- [Activity]: Show each line of the entries below in which the word "localView" appears.

- [Records supplied]:
--
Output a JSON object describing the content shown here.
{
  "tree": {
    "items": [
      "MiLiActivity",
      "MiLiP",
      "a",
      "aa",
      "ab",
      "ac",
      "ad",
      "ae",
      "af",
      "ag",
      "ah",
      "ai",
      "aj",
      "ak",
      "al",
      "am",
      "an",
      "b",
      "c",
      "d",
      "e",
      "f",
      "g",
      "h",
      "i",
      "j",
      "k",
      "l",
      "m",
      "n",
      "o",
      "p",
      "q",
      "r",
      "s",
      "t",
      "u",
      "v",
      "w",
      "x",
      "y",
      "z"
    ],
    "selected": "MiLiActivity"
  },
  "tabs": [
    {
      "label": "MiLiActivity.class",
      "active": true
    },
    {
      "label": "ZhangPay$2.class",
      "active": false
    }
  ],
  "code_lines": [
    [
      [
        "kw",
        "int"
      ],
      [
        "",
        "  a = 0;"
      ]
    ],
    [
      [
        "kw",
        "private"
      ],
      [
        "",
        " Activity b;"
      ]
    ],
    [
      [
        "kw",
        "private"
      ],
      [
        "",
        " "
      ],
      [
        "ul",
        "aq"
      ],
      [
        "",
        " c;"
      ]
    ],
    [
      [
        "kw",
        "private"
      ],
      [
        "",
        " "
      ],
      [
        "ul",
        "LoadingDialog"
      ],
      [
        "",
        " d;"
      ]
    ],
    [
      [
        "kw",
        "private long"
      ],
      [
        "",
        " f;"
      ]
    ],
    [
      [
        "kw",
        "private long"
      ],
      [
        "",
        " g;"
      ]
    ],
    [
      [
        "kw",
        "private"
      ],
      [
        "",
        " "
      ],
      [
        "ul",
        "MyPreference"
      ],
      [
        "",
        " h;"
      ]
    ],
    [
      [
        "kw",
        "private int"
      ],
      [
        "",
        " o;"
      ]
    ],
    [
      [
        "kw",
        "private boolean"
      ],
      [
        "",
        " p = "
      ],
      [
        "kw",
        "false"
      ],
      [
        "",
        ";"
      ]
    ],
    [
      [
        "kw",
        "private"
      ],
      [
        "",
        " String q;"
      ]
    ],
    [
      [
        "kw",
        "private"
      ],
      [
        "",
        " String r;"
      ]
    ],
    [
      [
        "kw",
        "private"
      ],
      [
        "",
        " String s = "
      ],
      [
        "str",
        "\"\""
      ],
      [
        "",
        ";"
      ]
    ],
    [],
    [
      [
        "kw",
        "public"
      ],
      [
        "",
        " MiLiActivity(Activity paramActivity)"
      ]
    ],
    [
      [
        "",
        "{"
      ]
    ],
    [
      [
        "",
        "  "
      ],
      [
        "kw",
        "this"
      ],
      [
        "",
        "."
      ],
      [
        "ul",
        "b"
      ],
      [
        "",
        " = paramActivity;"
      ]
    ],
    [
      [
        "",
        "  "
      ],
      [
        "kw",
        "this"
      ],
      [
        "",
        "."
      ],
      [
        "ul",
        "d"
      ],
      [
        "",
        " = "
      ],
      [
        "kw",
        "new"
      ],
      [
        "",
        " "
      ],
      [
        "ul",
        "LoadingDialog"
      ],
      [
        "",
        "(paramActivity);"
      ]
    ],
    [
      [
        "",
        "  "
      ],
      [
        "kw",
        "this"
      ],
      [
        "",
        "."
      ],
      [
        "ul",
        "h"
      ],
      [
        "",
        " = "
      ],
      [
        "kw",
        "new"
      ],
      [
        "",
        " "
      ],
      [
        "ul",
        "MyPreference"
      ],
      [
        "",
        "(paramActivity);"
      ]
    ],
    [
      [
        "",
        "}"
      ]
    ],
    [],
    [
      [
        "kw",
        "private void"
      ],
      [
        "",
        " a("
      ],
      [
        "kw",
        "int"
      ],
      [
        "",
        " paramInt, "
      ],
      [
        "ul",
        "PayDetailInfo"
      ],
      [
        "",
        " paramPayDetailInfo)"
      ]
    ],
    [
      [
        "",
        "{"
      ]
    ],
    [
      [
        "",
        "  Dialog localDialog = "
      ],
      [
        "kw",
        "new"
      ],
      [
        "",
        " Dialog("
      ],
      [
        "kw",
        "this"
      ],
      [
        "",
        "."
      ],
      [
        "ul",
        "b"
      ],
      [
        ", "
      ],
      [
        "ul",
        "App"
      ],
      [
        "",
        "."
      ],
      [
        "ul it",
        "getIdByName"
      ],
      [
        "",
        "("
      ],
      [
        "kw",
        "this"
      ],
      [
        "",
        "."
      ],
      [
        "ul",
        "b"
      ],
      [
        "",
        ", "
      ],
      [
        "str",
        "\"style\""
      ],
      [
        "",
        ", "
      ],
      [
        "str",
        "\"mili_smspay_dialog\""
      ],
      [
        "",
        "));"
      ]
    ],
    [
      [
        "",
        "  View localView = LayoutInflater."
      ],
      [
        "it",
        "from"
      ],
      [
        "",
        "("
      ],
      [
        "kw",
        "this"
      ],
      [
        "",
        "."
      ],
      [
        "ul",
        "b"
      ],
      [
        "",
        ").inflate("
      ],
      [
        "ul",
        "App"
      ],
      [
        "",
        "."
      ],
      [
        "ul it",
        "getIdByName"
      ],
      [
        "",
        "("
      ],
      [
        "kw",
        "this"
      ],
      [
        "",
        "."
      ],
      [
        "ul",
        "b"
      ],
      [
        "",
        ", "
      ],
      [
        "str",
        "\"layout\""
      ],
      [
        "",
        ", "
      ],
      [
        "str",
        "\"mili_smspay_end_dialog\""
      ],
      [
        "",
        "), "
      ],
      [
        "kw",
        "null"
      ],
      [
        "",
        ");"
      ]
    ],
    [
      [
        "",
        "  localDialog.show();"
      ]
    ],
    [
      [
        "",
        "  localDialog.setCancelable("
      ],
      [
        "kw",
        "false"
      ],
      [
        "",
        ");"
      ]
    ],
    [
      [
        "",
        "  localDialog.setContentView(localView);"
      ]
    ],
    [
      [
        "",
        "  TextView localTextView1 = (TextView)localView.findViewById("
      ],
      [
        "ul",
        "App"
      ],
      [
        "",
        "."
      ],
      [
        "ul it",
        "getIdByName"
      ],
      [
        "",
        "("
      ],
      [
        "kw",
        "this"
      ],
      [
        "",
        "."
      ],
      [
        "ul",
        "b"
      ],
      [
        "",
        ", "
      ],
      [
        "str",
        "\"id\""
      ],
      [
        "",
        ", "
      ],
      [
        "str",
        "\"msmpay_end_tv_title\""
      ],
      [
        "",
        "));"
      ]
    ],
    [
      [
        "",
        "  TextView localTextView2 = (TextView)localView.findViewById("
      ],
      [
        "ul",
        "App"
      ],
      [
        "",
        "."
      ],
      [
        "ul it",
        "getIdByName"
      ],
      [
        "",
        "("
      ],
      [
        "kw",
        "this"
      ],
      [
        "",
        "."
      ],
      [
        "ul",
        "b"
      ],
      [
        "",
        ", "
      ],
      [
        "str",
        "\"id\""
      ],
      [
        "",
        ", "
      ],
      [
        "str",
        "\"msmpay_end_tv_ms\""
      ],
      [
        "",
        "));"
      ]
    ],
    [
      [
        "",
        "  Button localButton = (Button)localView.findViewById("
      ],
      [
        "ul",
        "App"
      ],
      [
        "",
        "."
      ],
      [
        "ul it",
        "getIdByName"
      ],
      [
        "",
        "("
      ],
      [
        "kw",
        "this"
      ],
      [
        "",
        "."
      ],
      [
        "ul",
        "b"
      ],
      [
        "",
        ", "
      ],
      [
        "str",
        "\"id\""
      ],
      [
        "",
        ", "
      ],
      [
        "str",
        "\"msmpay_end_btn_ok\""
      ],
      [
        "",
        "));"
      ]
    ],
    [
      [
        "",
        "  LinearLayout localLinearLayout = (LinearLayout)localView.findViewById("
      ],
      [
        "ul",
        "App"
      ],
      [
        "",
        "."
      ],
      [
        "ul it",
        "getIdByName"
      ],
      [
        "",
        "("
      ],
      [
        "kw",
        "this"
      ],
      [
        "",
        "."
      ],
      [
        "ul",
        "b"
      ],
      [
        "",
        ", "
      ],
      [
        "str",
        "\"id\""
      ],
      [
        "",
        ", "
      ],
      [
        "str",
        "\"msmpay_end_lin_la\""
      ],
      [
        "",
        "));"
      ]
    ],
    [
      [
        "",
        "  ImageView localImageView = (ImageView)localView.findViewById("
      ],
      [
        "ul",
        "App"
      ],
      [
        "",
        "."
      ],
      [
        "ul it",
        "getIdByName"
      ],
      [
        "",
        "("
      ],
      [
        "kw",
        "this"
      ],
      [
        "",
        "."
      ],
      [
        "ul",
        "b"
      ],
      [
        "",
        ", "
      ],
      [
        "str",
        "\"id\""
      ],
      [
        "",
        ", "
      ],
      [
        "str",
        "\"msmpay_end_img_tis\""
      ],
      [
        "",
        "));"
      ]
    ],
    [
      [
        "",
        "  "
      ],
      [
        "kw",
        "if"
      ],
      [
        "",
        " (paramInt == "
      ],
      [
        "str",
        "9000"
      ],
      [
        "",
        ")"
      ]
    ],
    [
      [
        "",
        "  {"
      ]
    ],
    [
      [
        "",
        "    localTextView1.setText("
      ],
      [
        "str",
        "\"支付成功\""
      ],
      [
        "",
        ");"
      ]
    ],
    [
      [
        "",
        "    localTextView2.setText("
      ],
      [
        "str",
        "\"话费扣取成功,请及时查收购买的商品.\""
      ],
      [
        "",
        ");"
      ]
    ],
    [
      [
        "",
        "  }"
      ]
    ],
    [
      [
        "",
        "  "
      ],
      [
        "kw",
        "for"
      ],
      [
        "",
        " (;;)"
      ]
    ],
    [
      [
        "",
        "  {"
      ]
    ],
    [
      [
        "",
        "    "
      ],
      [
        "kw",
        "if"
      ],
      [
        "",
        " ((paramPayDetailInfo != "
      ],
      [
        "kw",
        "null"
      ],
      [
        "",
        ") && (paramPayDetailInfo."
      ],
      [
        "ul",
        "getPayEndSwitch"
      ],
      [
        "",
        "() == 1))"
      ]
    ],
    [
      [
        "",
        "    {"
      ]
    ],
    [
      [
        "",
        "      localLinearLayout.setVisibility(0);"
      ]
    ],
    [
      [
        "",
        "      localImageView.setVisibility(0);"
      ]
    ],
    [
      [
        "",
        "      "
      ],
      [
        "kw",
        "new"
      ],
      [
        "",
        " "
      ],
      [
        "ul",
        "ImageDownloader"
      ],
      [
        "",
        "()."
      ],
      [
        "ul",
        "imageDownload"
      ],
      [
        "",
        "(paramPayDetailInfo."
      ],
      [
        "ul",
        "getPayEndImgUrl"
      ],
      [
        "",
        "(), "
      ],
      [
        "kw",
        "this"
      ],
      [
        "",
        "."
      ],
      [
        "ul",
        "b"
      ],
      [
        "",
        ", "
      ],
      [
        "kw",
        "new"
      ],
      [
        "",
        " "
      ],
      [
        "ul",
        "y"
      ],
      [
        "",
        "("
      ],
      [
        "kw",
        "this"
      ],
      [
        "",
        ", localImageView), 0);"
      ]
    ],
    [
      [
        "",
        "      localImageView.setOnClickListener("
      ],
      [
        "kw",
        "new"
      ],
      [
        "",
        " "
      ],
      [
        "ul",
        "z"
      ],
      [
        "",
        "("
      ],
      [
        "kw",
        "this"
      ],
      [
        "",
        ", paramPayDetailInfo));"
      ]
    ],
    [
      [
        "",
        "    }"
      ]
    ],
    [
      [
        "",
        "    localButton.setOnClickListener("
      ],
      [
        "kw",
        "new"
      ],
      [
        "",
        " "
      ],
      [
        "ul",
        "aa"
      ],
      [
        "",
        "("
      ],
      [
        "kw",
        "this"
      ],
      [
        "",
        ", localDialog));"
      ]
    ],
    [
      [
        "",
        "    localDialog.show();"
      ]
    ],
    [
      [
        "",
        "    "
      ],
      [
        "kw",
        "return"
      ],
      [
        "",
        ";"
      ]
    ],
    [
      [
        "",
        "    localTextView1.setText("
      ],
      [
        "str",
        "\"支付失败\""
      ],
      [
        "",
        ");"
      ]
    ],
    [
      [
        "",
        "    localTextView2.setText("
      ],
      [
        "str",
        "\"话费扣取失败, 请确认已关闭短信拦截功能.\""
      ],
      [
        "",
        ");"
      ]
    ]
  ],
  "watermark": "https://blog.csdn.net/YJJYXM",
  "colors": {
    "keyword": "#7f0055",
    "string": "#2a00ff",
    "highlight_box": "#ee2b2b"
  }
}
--
- [Exercise output]:
        "  View localView = LayoutInflater."
        "  localDialog.setContentView(localView);"
        "  TextView localTextView1 = (TextView)localView.findViewById("
        "  TextView localTextView2 = (TextView)localView.findViewById("
        "  Button localButton = (Button)localView.findViewById("
        "  LinearLayout localLinearLayout = (LinearLayout)localView.findViewById("
        "  ImageView localImageView = (ImageView)localView.findViewById("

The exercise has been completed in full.